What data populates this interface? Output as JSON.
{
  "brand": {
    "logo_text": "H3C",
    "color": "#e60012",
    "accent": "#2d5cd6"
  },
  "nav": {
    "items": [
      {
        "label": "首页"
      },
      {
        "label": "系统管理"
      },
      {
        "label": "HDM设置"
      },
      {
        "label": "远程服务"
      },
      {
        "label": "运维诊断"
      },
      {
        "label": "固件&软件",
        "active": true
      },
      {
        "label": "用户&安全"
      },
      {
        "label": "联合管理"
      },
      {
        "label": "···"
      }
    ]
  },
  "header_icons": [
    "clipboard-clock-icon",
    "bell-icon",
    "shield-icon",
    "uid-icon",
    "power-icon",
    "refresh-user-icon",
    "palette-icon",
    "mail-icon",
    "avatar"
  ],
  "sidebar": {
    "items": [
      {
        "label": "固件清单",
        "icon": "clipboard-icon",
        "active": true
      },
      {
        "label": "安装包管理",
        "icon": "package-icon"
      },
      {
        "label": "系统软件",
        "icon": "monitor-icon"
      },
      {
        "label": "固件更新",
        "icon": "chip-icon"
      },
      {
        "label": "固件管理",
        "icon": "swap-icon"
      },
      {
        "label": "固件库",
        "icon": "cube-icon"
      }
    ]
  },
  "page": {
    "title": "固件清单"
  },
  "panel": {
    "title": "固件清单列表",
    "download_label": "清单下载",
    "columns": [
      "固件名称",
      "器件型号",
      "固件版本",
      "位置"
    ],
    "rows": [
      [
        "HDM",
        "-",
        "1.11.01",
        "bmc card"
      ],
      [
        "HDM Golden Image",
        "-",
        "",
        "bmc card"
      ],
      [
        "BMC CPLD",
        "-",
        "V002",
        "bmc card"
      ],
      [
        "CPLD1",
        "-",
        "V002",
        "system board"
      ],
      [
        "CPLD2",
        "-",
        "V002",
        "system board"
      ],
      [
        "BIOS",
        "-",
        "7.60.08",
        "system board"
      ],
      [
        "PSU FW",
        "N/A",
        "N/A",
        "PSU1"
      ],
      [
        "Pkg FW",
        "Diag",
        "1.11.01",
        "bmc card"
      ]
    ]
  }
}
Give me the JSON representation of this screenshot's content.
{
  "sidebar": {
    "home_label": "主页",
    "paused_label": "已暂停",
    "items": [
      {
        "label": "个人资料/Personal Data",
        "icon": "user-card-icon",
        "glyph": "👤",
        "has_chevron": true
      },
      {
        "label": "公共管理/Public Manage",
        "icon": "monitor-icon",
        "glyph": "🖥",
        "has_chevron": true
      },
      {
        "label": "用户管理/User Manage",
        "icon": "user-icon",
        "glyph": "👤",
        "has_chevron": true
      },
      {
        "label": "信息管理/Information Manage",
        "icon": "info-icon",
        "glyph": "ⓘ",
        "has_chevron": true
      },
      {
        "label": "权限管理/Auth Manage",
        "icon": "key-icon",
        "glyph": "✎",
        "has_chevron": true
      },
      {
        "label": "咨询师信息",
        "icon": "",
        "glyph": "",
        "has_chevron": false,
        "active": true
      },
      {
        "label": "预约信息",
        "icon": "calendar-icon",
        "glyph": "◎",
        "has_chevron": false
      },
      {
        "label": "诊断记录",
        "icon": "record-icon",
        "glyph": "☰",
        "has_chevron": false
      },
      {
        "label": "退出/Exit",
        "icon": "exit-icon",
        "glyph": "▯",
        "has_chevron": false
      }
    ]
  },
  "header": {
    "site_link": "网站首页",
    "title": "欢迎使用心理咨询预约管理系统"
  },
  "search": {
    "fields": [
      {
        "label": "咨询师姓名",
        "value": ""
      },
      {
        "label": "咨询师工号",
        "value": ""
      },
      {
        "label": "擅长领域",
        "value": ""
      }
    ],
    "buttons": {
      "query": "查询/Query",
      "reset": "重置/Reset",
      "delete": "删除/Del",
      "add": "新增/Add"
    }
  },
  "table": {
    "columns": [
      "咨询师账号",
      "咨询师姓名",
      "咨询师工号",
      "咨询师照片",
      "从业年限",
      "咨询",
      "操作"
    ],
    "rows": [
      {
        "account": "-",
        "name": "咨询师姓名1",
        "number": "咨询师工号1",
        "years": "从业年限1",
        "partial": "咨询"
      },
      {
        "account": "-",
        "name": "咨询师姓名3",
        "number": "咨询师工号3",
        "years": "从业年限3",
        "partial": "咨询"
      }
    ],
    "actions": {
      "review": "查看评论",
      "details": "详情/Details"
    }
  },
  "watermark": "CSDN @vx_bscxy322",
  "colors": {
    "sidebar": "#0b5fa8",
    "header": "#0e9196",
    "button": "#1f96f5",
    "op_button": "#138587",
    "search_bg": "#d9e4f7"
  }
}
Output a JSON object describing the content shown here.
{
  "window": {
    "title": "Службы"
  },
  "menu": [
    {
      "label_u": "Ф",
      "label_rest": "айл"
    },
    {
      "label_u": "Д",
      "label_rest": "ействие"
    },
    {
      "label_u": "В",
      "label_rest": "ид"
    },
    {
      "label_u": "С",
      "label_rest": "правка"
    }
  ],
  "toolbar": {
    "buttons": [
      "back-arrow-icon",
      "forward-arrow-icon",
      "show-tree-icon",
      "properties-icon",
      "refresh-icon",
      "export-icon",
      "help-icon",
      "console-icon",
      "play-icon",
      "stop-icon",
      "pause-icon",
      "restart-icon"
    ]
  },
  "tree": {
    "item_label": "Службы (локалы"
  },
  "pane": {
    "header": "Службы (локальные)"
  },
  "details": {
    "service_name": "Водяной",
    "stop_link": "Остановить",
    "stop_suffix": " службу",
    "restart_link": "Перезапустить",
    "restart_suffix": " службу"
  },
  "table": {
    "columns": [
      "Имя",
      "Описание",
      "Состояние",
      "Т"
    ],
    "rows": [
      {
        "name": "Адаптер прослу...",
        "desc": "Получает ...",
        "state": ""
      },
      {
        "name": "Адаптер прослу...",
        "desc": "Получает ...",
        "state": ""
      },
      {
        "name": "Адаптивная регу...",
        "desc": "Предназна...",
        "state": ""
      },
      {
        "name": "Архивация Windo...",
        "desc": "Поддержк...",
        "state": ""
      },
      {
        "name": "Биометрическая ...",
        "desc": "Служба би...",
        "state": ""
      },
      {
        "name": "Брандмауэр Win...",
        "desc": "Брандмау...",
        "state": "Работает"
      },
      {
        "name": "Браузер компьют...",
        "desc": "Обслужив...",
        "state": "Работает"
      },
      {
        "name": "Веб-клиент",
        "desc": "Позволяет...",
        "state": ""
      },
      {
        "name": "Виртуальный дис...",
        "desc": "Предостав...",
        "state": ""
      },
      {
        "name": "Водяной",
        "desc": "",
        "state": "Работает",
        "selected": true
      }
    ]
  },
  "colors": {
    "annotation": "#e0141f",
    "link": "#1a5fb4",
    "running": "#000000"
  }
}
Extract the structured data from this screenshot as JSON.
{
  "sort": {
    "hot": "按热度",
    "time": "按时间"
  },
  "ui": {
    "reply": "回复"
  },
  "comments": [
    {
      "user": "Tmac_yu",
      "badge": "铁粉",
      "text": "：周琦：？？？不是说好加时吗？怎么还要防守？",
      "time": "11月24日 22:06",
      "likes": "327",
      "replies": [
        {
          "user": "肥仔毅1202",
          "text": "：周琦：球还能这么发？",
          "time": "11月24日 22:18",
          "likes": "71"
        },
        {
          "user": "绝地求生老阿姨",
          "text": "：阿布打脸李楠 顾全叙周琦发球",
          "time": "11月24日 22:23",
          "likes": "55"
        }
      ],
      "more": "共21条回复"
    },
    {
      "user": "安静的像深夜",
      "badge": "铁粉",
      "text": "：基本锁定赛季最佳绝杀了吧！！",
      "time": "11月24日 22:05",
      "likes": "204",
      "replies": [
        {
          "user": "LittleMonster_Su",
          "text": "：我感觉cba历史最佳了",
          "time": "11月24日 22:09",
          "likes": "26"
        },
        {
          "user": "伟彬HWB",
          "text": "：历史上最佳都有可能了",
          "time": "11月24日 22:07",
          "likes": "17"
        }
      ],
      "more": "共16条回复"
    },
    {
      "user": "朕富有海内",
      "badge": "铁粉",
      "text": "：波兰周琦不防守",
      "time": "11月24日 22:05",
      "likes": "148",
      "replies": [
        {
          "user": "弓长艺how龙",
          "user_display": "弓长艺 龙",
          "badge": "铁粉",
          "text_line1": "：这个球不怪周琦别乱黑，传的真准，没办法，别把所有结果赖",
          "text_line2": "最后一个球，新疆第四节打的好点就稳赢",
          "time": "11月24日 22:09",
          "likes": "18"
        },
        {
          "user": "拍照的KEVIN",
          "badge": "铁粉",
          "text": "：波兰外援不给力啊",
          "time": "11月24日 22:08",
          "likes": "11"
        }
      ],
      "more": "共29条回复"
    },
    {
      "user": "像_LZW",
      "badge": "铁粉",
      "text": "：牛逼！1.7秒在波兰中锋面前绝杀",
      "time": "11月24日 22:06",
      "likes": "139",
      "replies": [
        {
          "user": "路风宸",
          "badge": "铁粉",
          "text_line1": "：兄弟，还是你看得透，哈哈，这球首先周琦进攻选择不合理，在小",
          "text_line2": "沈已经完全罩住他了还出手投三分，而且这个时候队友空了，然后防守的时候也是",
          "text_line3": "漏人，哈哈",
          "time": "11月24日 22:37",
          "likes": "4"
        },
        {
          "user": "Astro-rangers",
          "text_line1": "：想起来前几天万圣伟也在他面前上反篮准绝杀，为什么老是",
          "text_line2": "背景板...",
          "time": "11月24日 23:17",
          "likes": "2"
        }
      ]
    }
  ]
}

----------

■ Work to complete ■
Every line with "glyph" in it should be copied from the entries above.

■ Task answer ■
        "glyph": "👤",
        "glyph": "🖥",
        "glyph": "👤",
        "glyph": "ⓘ",
        "glyph": "✎",
        "glyph": "",
        "glyph": "◎",
        "glyph": "☰",
        "glyph": "▯",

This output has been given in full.